So here are a few tips that will make your class time more productive and enjoyable.
1. Keep track of your reference surfaces
To do good work you need to have a square face and edge. When you’ve decided what those surfaces are, put a mark on them. Some people use a triangle. Some use a series of lines. Some people use labels. You can use whatever you want (draw smiley faces if it makes you happy) as long as it helps you keep track of your reference surfaces. Michael Fortune recently recommended using a method he discovered in Fine Woodworking in 1977. You can look at it here.
2. Label Parts
I know it’s obvious, but have you ever heard the one about the doctor who amputated the wrong leg because of a lack of labels? When you’re working at home you may only have four legs to deal with but when you’re in a class of 16 people there would be 64 legs floating around. Labeling parts is a good habit to get into and will ensure that parts you picked go home with you.
3. Double check the set up against your layout
The machine setup in a class is done by a member of the staff. If you’re the first person in line, chances are good that your piece will be perfect. But if you’re the eighth person in line and the fourth person moved something or banged things around, the original setup may not be the same. If you have laid out your parts, it’s easy to double check a setup before you ruin your project. Even better the rest of the class will thank you. But what if the setup doesn’t match your layout lines? Get the attention of the instructor or staff and have them check things.
4. Develop a methodology and stick with it.
Unless, of course, the instructor is using a different one. Seriously, it is really good practice to develop a way to mark parts that is easy for you to remember and eliminates confusion. If you are consistent you can come back to an unfinished project later and still know what is going on. But when you are in class the instructor may specify a particular way of marking parts because it allows them to, at a glance, keep everyone on track.

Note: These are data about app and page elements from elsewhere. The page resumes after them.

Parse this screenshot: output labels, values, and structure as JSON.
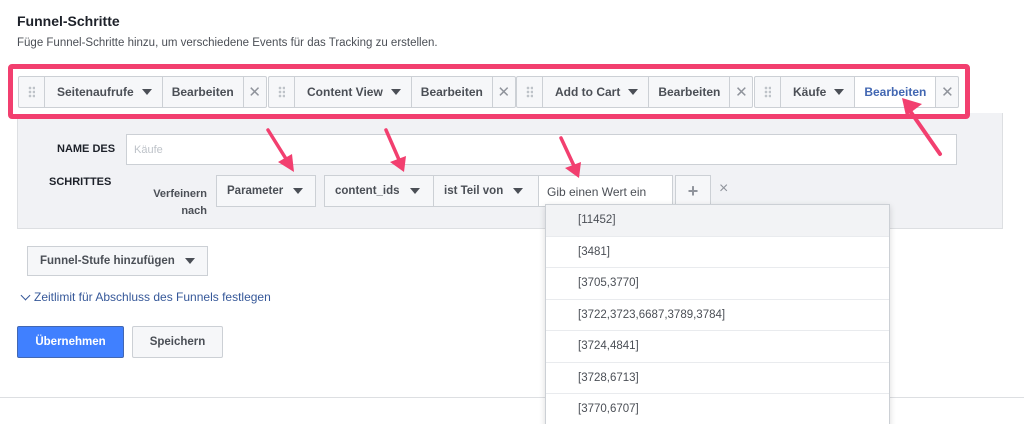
{
  "header": {
    "title": "Funnel-Schritte",
    "subtitle": "Füge Funnel-Schritte hinzu, um verschiedene Events für das Tracking zu erstellen."
  },
  "steps": [
    {
      "name": "Seitenaufrufe",
      "edit_label": "Bearbeiten",
      "active": false
    },
    {
      "name": "Content View",
      "edit_label": "Bearbeiten",
      "active": false
    },
    {
      "name": "Add to Cart",
      "edit_label": "Bearbeiten",
      "active": false
    },
    {
      "name": "Käufe",
      "edit_label": "Bearbeiten",
      "active": true
    }
  ],
  "step_form": {
    "name_label_line1": "NAME DES",
    "name_label_line2": "SCHRITTES",
    "name_placeholder": "Käufe",
    "refine_label": "Verfeinern nach",
    "parameter_select": "Parameter",
    "field_select": "content_ids",
    "operator_select": "ist Teil von",
    "value_placeholder": "Gib einen Wert ein",
    "add_symbol": "+",
    "remove_symbol": "×"
  },
  "dropdown_options": [
    "[11452]",
    "[3481]",
    "[3705,3770]",
    "[3722,3723,6687,3789,3784]",
    "[3724,4841]",
    "[3728,6713]",
    "[3770,6707]"
  ],
  "actions": {
    "add_stage_label": "Funnel-Stufe hinzufügen",
    "time_limit_label": "Zeitlimit für Abschluss des Funnels festlegen",
    "apply_label": "Übernehmen",
    "save_label": "Speichern"
  },
  "colors": {
    "highlight": "#f23f6f",
    "accent_blue": "#4080ff",
    "link_blue": "#365899",
    "active_edit": "#4267b2"
  }
}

The best part about marking, labeling, and laying out is that it eliminates confusion. If all your parts are in order you don’t have to second guess yourself while you’re trying to imagine how the pieces should fit. You’ll spend less time reworking parts and experience less frustration. And when you’re in class that means more time to hit the ice cream machine.